The successes of the last generation of Nintendo hardware, both handheld and home console, had the effect of bringing to the forefront of peoples’ minds how far gaming has come and just how deep it runs in everyday culture. At one point everyman and his grandmother had a DS and was enjoying the trials and tribulations of Phoenix Wright; or the mind boggling puzzles of the Professor Layton series. Video gaming had well and truly penetrated the ‘niche’ wall and made its way firmly into the mainstream park sitting proudly alongside film, literature and television. It was a transition that had been permeating for nigh on a decade, but somehow we were all taken by surprise on the growing popularity of one of our favourite pastimes.
For many it was the threat of the ‘casual’ gamer. Like they were somehow going to saturate the market and we would all be forced to choose between Bejewelled, Bejewelled, Bejewelled and Farmville. It was for many a clear and present danger, and for a long time there traditional consumers of video games felt the need to clearly differentiate themselves from the pack, particularly on the internet, where a majority of the pseudo-patriotic activity was occurring. Terms like ‘hardcore gamer’, ‘casual gamer’ and ‘NOOB’ became prevalent, with the newer and less dedicated or informed consumers being arbitrarily put into stocks and having vitriol thrown incessantly at them. Meanwhile the traditional video game consumer stocked up on technical terms, lingo and slang in a bid to fight these aliens and save their land from what they considered an invasion.

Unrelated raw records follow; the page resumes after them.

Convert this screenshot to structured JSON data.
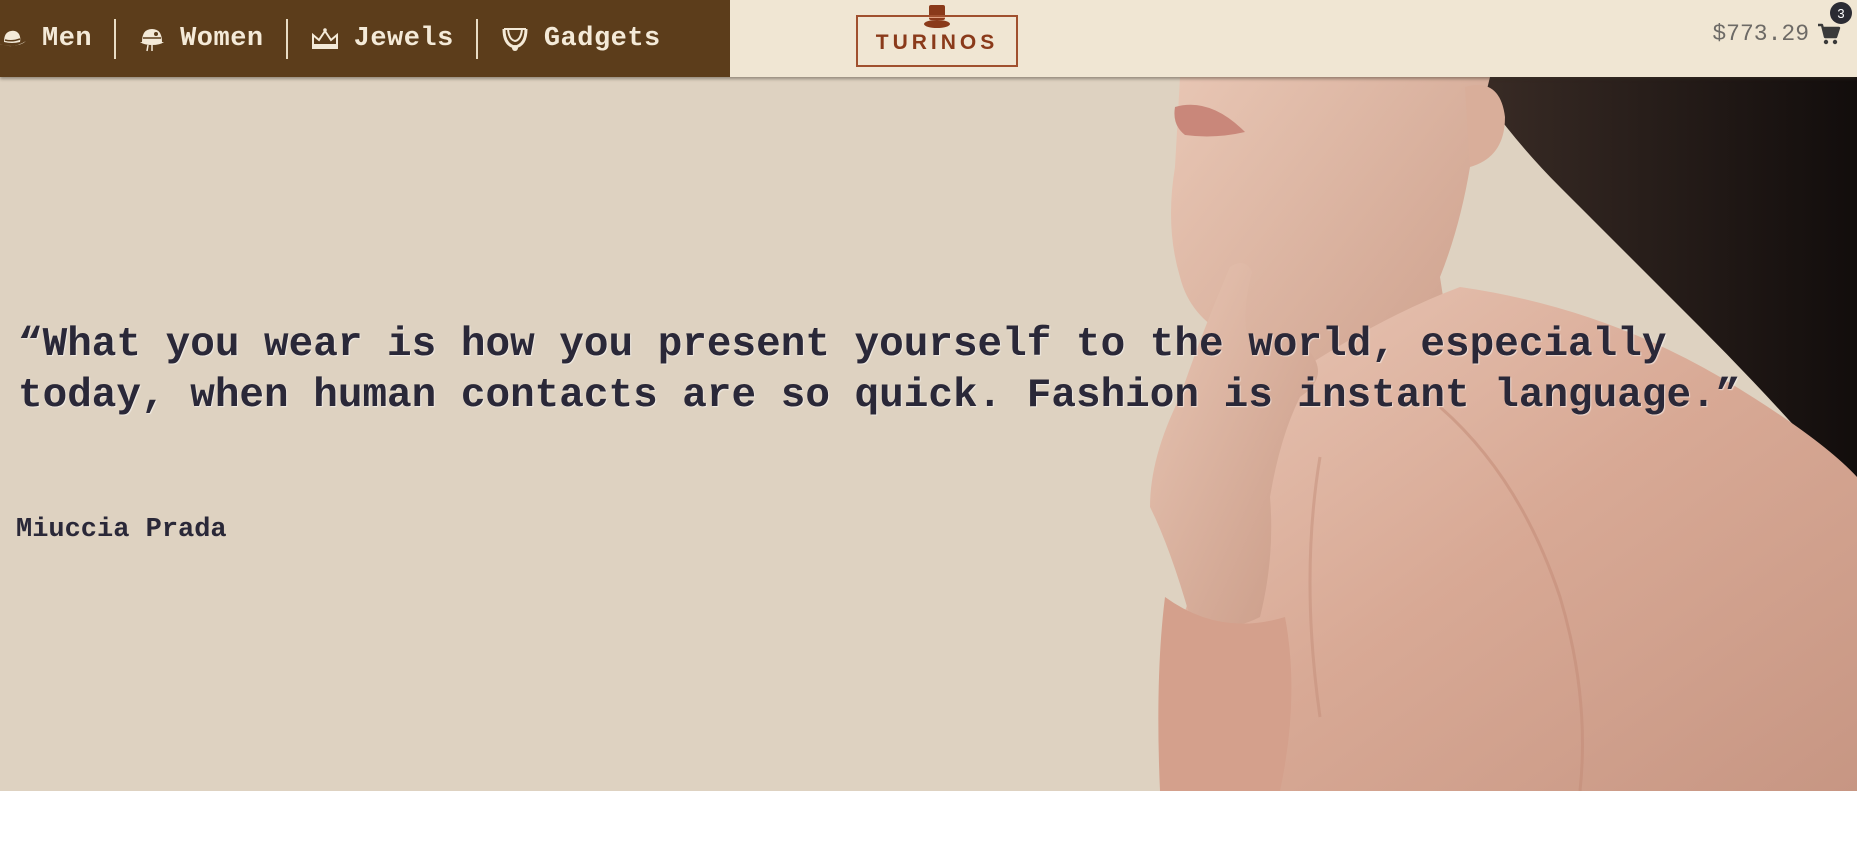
{
  "nav": {
    "items": [
      {
        "label": "Men",
        "icon": "fedora-hat-icon"
      },
      {
        "label": "Women",
        "icon": "cloche-hat-icon"
      },
      {
        "label": "Jewels",
        "icon": "crown-icon"
      },
      {
        "label": "Gadgets",
        "icon": "necklace-icon"
      }
    ]
  },
  "logo": {
    "text": "TURINOS",
    "icon": "top-hat-icon"
  },
  "cart": {
    "total": "$773.29",
    "count": "3",
    "icon": "shopping-cart-icon"
  },
  "hero": {
    "quote": "“What you wear is how you present yourself to the world, especially today, when human contacts are so quick. Fashion is instant language.”",
    "author": "Miuccia Prada"
  },
  "colors": {
    "nav_bg": "#5c3d1b",
    "header_bg": "#f0e6d3",
    "hero_bg": "#ded2c1",
    "logo_accent": "#8a3a1a",
    "text_dark": "#2a2838"
  }
}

For these ‘elite’ it was all about the progressive scan, the HDR-rendering and the min-maxing. Suddenly people who went from enjoying video games as their primary hobby became soldiers in an ongoing battle against the mainstream, one that if console manufacturers had, and continue to have their way, they would never win. Naturally the bigger the market, the higher the earnings potential. And of course the higher the earnings the more capital businesses have to put back into development and more often than not the more likely that risky investments will occur, the caveat being this in addition to those investments that are guaranteed to provide a return on investment. In short, and based on a number of over simplified assumptions, the ‘casual’ games were in many cases likely funding development of larger, more costly and more risky projects. A fact that many of the more belligerent of the gaming audience conveniently ignored.

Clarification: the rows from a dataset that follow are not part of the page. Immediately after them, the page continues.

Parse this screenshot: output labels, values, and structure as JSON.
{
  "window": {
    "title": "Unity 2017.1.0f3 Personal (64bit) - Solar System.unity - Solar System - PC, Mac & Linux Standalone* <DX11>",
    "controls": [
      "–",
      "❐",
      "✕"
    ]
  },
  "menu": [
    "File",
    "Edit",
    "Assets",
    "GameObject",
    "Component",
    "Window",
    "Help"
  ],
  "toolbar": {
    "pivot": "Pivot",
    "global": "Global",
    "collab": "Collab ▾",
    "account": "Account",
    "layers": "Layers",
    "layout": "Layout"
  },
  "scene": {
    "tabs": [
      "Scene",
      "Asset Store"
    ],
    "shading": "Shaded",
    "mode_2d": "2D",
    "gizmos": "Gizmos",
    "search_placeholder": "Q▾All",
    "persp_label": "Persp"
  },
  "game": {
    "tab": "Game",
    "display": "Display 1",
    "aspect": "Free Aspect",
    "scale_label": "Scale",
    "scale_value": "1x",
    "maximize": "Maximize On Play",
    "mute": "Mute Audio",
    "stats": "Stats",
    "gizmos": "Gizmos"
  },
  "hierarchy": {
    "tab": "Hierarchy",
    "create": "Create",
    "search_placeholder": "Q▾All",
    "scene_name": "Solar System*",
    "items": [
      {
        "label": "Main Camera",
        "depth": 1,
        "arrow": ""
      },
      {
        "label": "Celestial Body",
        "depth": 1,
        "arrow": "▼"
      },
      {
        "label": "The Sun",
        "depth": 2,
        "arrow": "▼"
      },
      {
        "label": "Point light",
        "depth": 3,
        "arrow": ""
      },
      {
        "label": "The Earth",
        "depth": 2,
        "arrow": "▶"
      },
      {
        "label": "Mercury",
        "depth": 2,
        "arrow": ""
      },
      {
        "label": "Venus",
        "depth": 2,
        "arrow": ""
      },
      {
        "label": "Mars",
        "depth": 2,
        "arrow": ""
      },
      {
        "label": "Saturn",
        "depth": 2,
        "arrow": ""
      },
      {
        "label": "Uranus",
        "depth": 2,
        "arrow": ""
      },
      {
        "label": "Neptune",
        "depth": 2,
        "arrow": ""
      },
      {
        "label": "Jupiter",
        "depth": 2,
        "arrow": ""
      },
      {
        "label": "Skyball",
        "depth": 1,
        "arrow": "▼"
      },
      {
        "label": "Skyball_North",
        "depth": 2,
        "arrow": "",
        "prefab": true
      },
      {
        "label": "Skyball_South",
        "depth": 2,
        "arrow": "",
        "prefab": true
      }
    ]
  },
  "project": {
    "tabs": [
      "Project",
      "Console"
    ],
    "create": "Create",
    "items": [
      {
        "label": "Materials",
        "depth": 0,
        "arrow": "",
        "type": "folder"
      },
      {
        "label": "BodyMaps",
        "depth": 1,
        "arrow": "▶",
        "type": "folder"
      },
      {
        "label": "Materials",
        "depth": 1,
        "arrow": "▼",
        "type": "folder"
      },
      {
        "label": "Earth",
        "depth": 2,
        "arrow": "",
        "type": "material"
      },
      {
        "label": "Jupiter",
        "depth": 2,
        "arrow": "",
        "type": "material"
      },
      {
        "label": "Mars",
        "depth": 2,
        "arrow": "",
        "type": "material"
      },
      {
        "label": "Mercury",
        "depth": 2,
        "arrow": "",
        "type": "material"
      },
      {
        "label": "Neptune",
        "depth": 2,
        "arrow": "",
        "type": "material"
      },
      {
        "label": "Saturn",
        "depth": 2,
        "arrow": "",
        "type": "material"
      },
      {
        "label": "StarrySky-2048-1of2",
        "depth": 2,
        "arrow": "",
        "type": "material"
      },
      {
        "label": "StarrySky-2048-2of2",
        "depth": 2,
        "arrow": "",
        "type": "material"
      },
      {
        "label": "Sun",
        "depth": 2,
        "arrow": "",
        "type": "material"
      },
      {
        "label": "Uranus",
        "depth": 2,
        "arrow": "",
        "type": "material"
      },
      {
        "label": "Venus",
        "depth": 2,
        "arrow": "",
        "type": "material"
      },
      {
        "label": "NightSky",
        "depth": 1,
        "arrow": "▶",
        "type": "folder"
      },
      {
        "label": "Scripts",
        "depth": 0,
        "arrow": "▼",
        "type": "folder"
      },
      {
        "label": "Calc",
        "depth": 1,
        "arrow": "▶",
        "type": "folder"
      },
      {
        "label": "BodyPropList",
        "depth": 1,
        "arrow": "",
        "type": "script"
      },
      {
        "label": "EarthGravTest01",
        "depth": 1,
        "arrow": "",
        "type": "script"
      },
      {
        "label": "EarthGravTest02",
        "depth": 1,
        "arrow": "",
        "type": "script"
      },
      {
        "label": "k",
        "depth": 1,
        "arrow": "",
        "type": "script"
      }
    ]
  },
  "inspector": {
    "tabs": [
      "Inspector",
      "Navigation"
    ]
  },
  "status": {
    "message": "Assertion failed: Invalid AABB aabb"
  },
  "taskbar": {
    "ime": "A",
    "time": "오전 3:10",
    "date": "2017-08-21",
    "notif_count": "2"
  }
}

The phenomenon of gaming reaching audiences outside of its core audience isn’t new. In the 1990’s parents were bombarded with marketing aimed at getting them to increase their spending to fund their children’s habits. Mario, Sonic, Lara Croft, Alex Kidd, Donkey Kong and Kirby were all easily identifiable mascots that vied for the money of the children whose demand for video games was seemingly insatiable. These people weren’t actively consuming video games, but they were intimately aware of what was being inserted into cartridge slots right around the world. Video games were an important part of mainstream culture even then – despite many of the people buying them not actively partaking in the hobby.

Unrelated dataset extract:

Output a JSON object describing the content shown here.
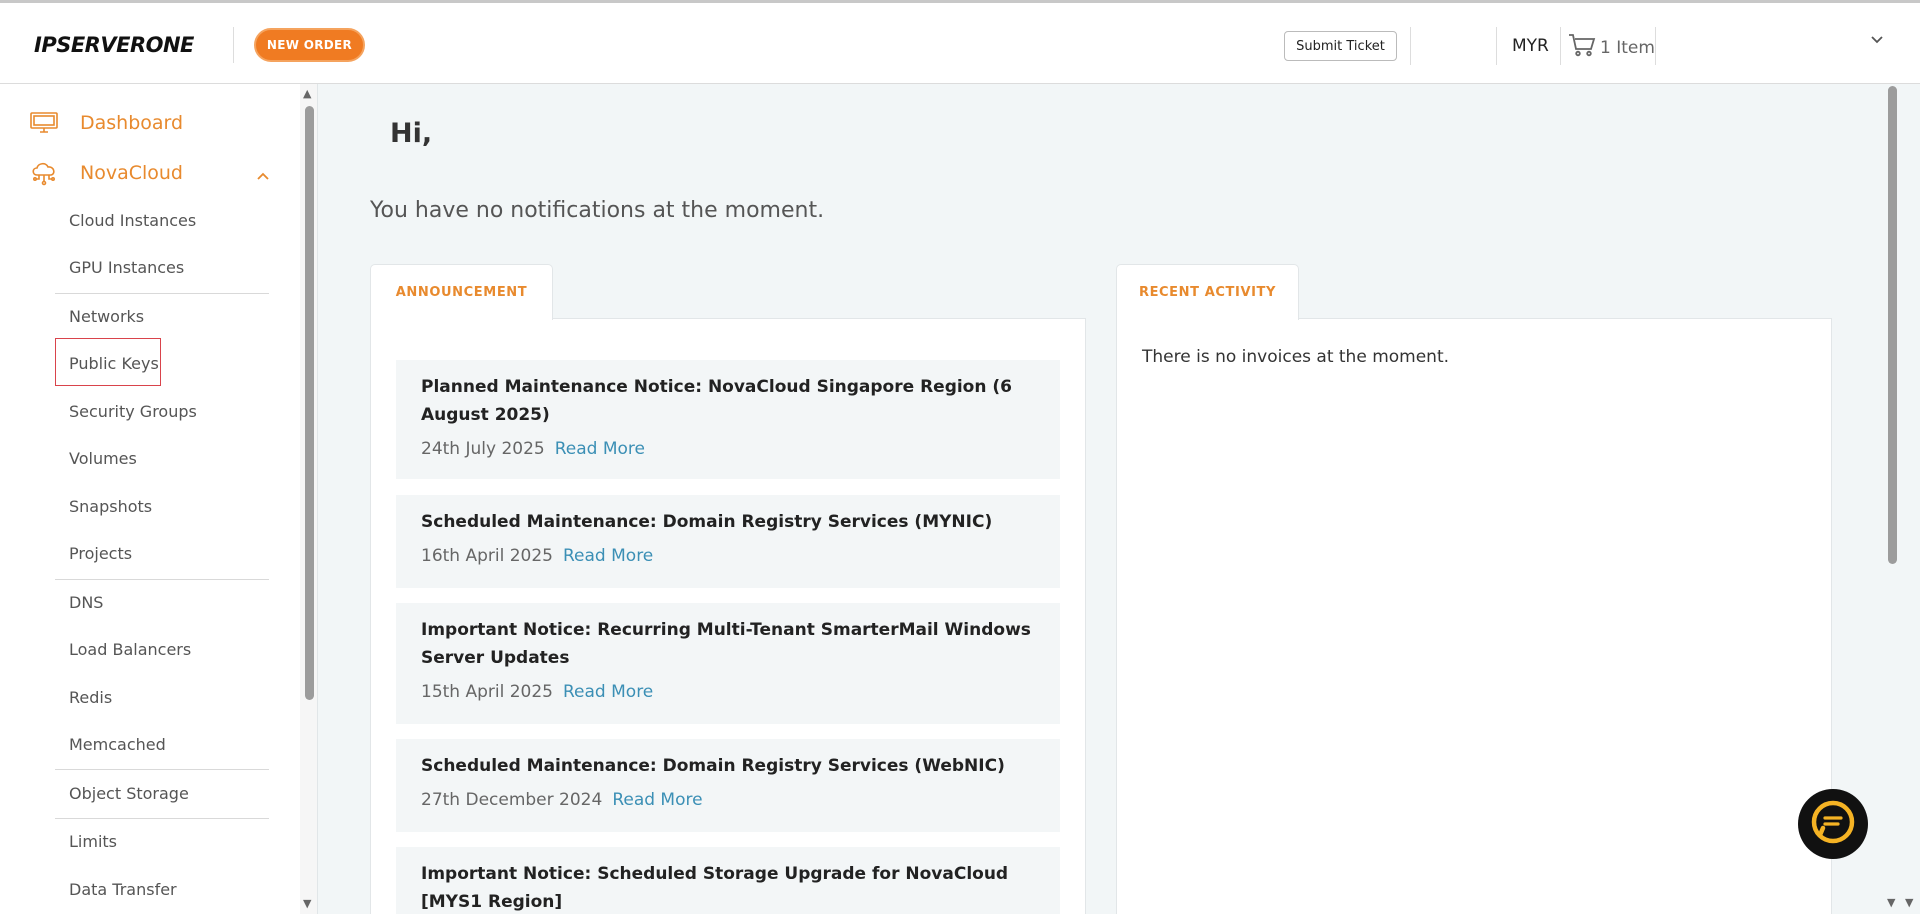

There were of course those titles that bucked the trend and made the transition from niche trinket to mainstream obsession, with Tetris coming immediately to mind as something I remember everyone not only knowing, but playing. I had a friend in primary school who was about as obsessed with video games as your average pre-teen boy was in the 90’s. Like mine, his parents smiled and nodded every time he would regale them with tales of his latest Super Mario conquest or how Nintendo was vastly superior to SEGA. They knew exactly what he was talking about, humoured him, and went about their days without feeling the need to get hands on with this thing his son was mildly obsessed with. That was until his Dad played Tetris. Suddenly this was something the family could talk about, obsess over, and compete against one another in. Leader boards were stuck up on the fridge and they were constantly leapfrogging one another in pursuit of the highest score. This game had well and truly broken out of gaming’s traditional audience and into the hands of parents – and not just in his house – but in millions of households across the world. This was a mass influx of ‘casuals’ – and it happened in 1989. And it was happening outside of the traditional channels, with games pouring out of seemingly every medium. Film, books and television all had brushes with video games either in marketing them to open ears, or in using them in pursuit of narrative or even satire. In a true show that video games were a permanent and broad reaching fixture in mainstream culture, the Australian Broadcasting Commission’s short-lived live sketch show from the early 1990’s, The Late Show, used video games on a number of occasions to punctuate cultural stereotypes of make political statements.
Video games have a long and storied history outside of its core. It didn’t happen with the DS. It didn’t happen with the Nintendo Wii. It has always been there in one way or another. The only difference is how console manufacturers and developers treated this perhaps latent demand. We are entering an era where video game consoles aren’t just for the traditional consumer of video games. The XBOX ONE is targeting the consumer of television. The PS4 seems to be targeting the social player. And Nintendo are continuing their unfettered courting of the non-core. These are all ways that the manufacturers are trying to grow demand for their products. Games are big business and growing the industry is in the best interests of everyone. And resistance is futile.